My granddaughter was playing on the floor in front of me as I watched her from my armchair. She may have been about five at the time. Suddenly she stopped what she was doing and her expression became serious. She looked up and said “I care about you!” I don’t know what prompted her words but it was especially remarkable as we were separated by many miles and seldom were together.
This moment in time meant a lot to me. As Valentine’s Day draws near, we are reminded to let the people in our lives know that they are loved.
When I was growing up, family was important. We celebrated life which included a heritage rich with tradition. When February 14 came into view my oldest sister made a batch of fudge. She cut it into chunks and filled a large, red, heart shaped cardboard box which she presented to our father each year as a token of her love and respect. (You may be sure he had help disposing of the contents!)
In the evening my two older sisters and I would be having supper with our parents. There would be a knock on the door. One of us would check to see who was there. No one was in sight, but there in the doorway was a package wrapped in white tissue paper, tied with a red satin ribbon and decorated with a red heart cut out of construction paper. On the heart was a name of one of us girls. The package usually consisted of wearing apparel, a blouse, sweater or scarf. There followed two more knocks on the door and two more mysterious packages. The “ghost of St. Valentine” remembered all three of us. Of course we knew it was our mother leaving the gifts but this was a game we played each year.
At school the girls wrote their names on scraps of paper and dropped them in a box.
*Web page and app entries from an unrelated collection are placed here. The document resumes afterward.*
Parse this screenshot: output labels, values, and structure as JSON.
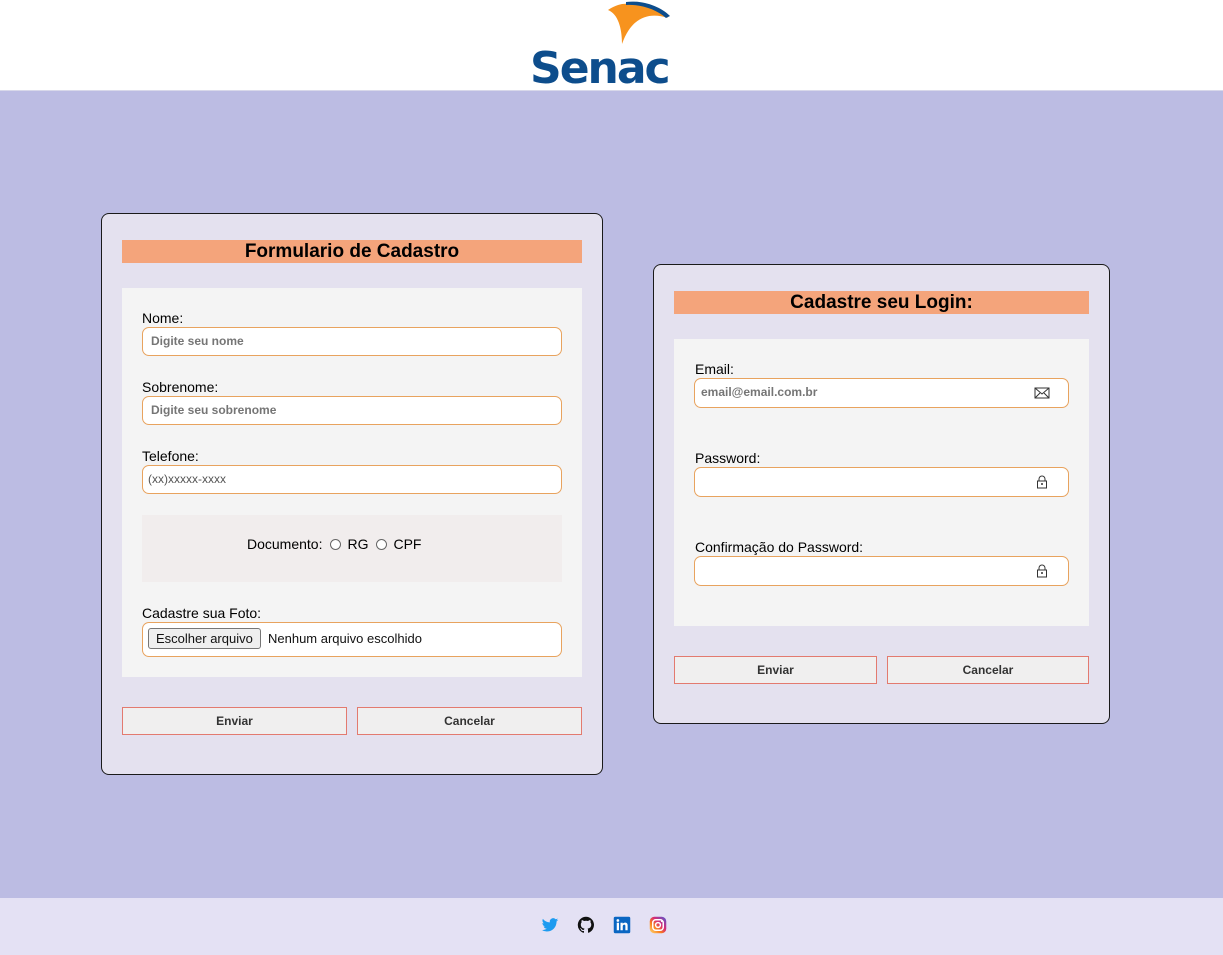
{
  "header": {
    "logo_text": "Senac"
  },
  "cadastro": {
    "title": "Formulario de Cadastro",
    "nome": {
      "label": "Nome:",
      "placeholder": "Digite seu nome"
    },
    "sobrenome": {
      "label": "Sobrenome:",
      "placeholder": "Digite seu sobrenome"
    },
    "telefone": {
      "label": "Telefone:",
      "placeholder": "(xx)xxxxx-xxxx"
    },
    "documento": {
      "label": "Documento:",
      "options": [
        "RG",
        "CPF"
      ]
    },
    "foto": {
      "label": "Cadastre sua Foto:",
      "button": "Escolher arquivo",
      "status": "Nenhum arquivo escolhido"
    },
    "enviar": "Enviar",
    "cancelar": "Cancelar"
  },
  "login": {
    "title": "Cadastre seu Login:",
    "email": {
      "label": "Email:",
      "placeholder": "email@email.com.br"
    },
    "password": {
      "label": "Password:"
    },
    "confirm": {
      "label": "Confirmação do Password:"
    },
    "enviar": "Enviar",
    "cancelar": "Cancelar"
  },
  "footer": {
    "icons": [
      "twitter-icon",
      "github-icon",
      "linkedin-icon",
      "instagram-icon"
    ]
  },
  "colors": {
    "background": "#bcbce3",
    "title_bar": "#f4a47b",
    "input_border": "#e8a35e",
    "button_border": "#e37a6f",
    "senac_blue": "#0d4d8c",
    "senac_orange": "#f7931e"
  }
}
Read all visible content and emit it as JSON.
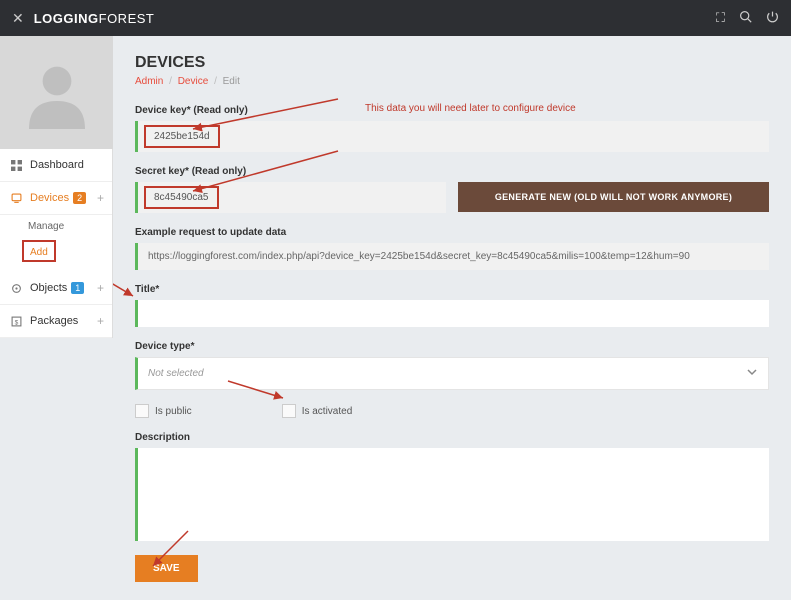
{
  "brand": {
    "bold": "LOGGING",
    "light": "FOREST"
  },
  "sidebar": {
    "dashboard": "Dashboard",
    "devices": "Devices",
    "devices_badge": "2",
    "manage": "Manage",
    "add": "Add",
    "objects": "Objects",
    "objects_badge": "1",
    "packages": "Packages"
  },
  "page": {
    "title": "DEVICES",
    "bc_admin": "Admin",
    "bc_device": "Device",
    "bc_edit": "Edit"
  },
  "fields": {
    "device_key_label": "Device key* (Read only)",
    "device_key_value": "2425be154d",
    "hint": "This data you will need later to configure device",
    "secret_key_label": "Secret key* (Read only)",
    "secret_key_value": "8c45490ca5",
    "generate_btn": "GENERATE NEW (OLD WILL NOT WORK ANYMORE)",
    "example_label": "Example request to update data",
    "example_value": "https://loggingforest.com/index.php/api?device_key=2425be154d&secret_key=8c45490ca5&milis=100&temp=12&hum=90",
    "title_label": "Title*",
    "device_type_label": "Device type*",
    "device_type_placeholder": "Not selected",
    "is_public": "Is public",
    "is_activated": "Is activated",
    "description_label": "Description",
    "save_btn": "SAVE"
  }
}
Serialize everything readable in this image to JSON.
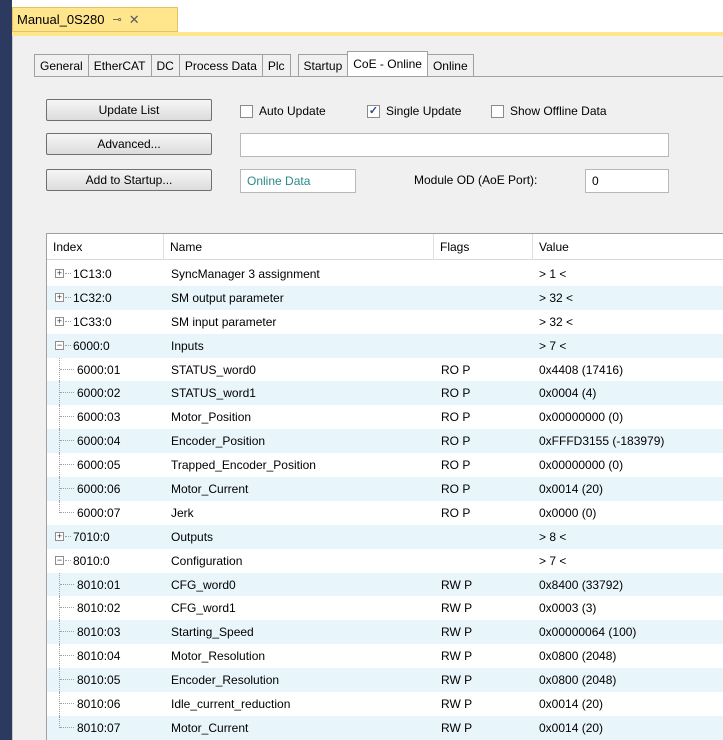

The boys each drew a name from the box and sent a Valentine to the girl whose name was retrieved. Sending and receiving Valentines with family and friends provided us with entertainment, surprise and delight.
Among my memoires are a collection of Valentines exchanged between my husband and me over our 53 years together. Some are hilariously funny. Others poignant and profoundly thoughtful.
We are indebted to Elizabeth Barrett Browning who wrote, “How do I love thee? Let me count the ways. I love thee to the depth and breadth and height my soul can reach, when feeling out of sight for the ends of being and ideal grace. I love thee to the level of every day’s most quiet need by sun and candle-light.”